Missing a timeline in a Real Estate contract can cost buyers and sellers real money, so it is critical to know and understand when those deadlines are, what they are for, and what the consequences of missing a date and/or time could mean.
Earnest Money and Option Money are two of the very first items with dates that are CRITICAL. Both must be delivered to the Title Company within three days of the Effective Date of the Contract. So, your first question should be What is the effective date of the contract? That is that date that all parties agreed and signed a final draft of the contract. In the TREC 1-4 Family Residential Re-Sale Contract that date is currently shown on page 9 of 11 and is titled EXECUTED. So yes, to answer your next question, Effective Date and Executed Date are typically the same thing.

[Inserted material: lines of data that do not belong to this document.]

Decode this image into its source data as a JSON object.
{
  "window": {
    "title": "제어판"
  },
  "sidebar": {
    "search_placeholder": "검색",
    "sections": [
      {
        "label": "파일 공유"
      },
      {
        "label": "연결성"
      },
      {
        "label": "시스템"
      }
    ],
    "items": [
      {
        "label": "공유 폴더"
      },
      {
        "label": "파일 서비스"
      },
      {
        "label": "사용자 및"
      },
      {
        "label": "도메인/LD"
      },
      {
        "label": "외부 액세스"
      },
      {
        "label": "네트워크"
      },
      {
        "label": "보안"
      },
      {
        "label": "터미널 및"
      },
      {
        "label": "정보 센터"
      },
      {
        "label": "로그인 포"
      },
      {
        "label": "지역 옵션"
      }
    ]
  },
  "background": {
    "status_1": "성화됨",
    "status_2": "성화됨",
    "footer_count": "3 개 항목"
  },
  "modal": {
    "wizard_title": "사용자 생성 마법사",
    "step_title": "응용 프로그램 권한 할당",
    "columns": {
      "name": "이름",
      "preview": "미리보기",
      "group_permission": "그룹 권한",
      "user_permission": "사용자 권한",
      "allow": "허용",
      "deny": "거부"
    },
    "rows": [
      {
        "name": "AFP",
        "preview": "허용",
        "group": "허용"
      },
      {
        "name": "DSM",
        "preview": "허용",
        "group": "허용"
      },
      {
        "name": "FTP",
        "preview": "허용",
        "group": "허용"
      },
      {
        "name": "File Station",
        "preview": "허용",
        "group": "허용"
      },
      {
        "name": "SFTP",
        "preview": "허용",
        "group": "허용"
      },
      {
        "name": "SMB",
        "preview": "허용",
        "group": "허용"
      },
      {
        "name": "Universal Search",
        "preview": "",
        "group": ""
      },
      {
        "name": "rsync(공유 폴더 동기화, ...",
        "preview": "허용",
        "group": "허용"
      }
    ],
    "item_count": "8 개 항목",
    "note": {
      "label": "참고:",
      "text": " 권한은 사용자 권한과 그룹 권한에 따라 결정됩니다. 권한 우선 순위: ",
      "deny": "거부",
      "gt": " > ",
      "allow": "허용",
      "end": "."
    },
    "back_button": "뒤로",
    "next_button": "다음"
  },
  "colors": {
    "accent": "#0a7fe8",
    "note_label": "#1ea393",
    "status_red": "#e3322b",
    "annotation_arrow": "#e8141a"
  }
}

FAILURE TO TIMELY DELIVER EARNEST MONEY: Buyers, if you don’t get Earnest Money deposited in time you can be in Default and the Seller can Terminate the Contract, which means you just lost out on your dream house. Or if you changed your mind and don’t want the house and thought not depositing the Earnest Money would negate the contract, think again. The contract has a whole paragraph dedicated to legal remedies in the event either party defaults. One of the remedies a seller could use would be to enforce ‘Specific Performance’: I know, I know…. What is Specific Performance? Wikipedia defines it as an equitable remedy in the law of contract, whereby a court issues an order requiring a party to perform a specific act, such as to complete performance of the contract. In layman’s terms, the seller could possibly sue you and force you to buy the house.

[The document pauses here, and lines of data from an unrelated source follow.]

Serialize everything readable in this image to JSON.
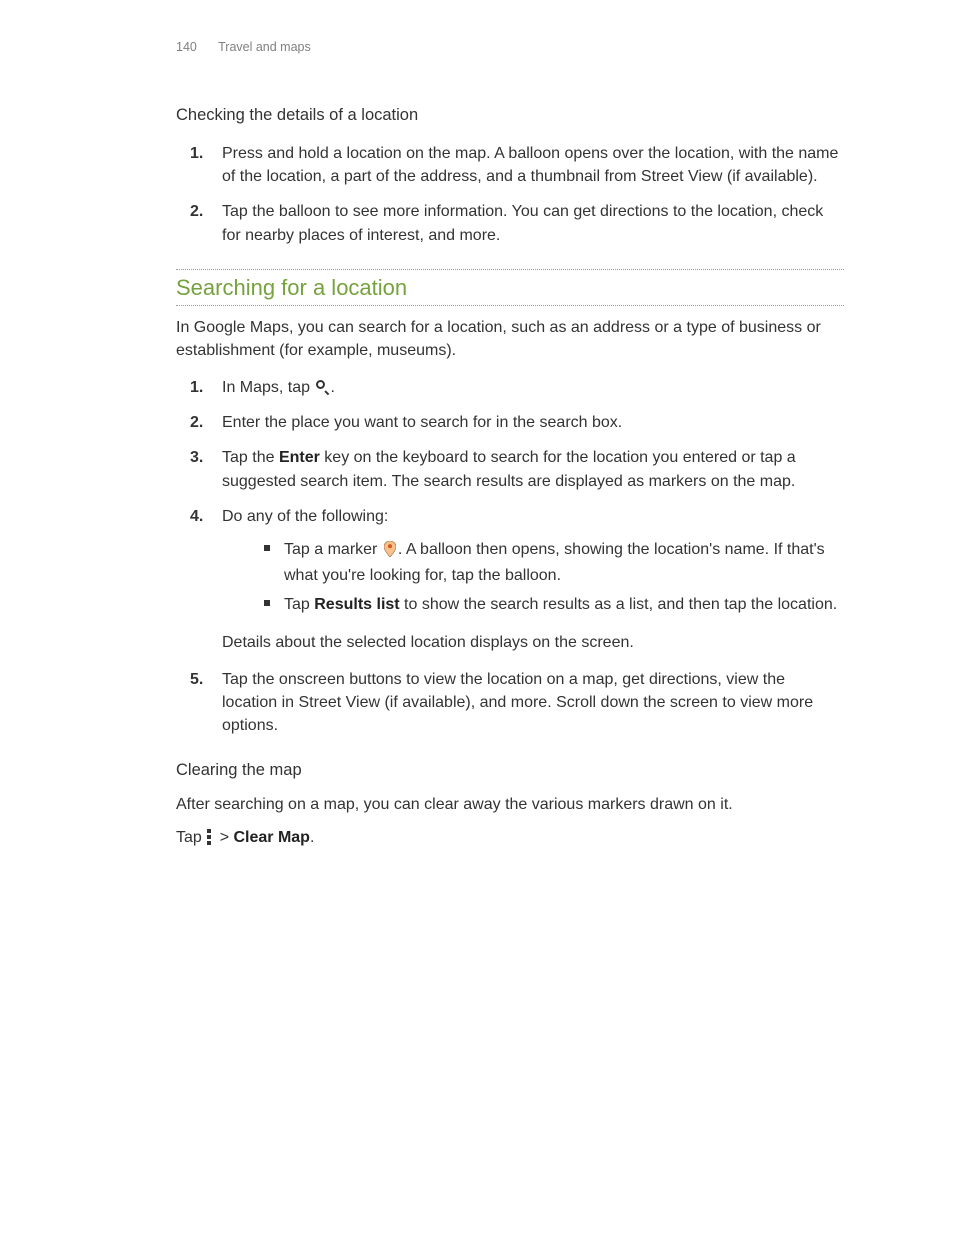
{
  "header": {
    "page_number": "140",
    "section": "Travel and maps"
  },
  "check_details": {
    "heading": "Checking the details of a location",
    "steps": [
      "Press and hold a location on the map. A balloon opens over the location, with the name of the location, a part of the address, and a thumbnail from Street View (if available).",
      "Tap the balloon to see more information. You can get directions to the location, check for nearby places of interest, and more."
    ]
  },
  "search": {
    "title": "Searching for a location",
    "intro": "In Google Maps, you can search for a location, such as an address or a type of business or establishment (for example, museums).",
    "step1_a": "In Maps, tap ",
    "step1_b": ".",
    "step2": "Enter the place you want to search for in the search box.",
    "step3_a": "Tap the ",
    "step3_enter": "Enter",
    "step3_b": " key on the keyboard to search for the location you entered or tap a suggested search item. The search results are displayed as markers on the map.",
    "step4": "Do any of the following:",
    "bullet1_a": "Tap a marker ",
    "bullet1_b": ". A balloon then opens, showing the location's name. If that's what you're looking for, tap the balloon.",
    "bullet2_a": "Tap ",
    "bullet2_bold": "Results list",
    "bullet2_b": " to show the search results as a list, and then tap the location.",
    "details_note": "Details about the selected location displays on the screen.",
    "step5": "Tap the onscreen buttons to view the location on a map, get directions, view the location in Street View (if available), and more. Scroll down the screen to view more options."
  },
  "clear": {
    "heading": "Clearing the map",
    "intro": "After searching on a map, you can clear away the various markers drawn on it.",
    "tap_a": "Tap ",
    "tap_gt": " > ",
    "tap_bold": "Clear Map",
    "tap_b": "."
  }
}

Failure to timely deliver the option money means you just lost your unrestricted right to terminate, even if inspections reveal the roof is bad and the foundation is so bad the house is about to slide down the hill, you are, at best, going to lose your earnest money when you try to terminate. At worst, you could be facing Specific Performance. Yes, this is a bit of an exaggeration; but it does happen, and I don’t want it to happen to you.
The date and time to exercise your right to terminate under the option clause is hugely important. The date is whatever was agreed to in the contract, but the time dictated in the current TREC 1-4 Re-Sale Contract is 5 p.m. So, if you are trying to negotiate repairs at 4:50 p.m. on the last day of your option and haven’t reached an agreement, you should consider sending in SIGNED Termination paperwork at or BEFORE 5 p.m. I don’t mean 5:15 p.m., I don’t even mean 5:05 p.m. Otherwise you have lost your right terminate and you may have to pay for that new AC System out of your own pocket.
In closing I want to say loud and clear, “I am not an Attorney and the information in this article is not intended to be used as legal advice”. My intent is solely to make buyers and sellers aware of the importance of the deadlines in a Residential Sales Contract and of the importance of working with a REALTOR® who understands these timelines and is there to help keep you on schedule. As always thanks so much for reading our articles, if you have questions or comments, we would love to hear from you. Give us a call at 817-219-0456 or visit us online at www.WeSellGranbury.com.
pamK@knieperteam.com | 817-219-0456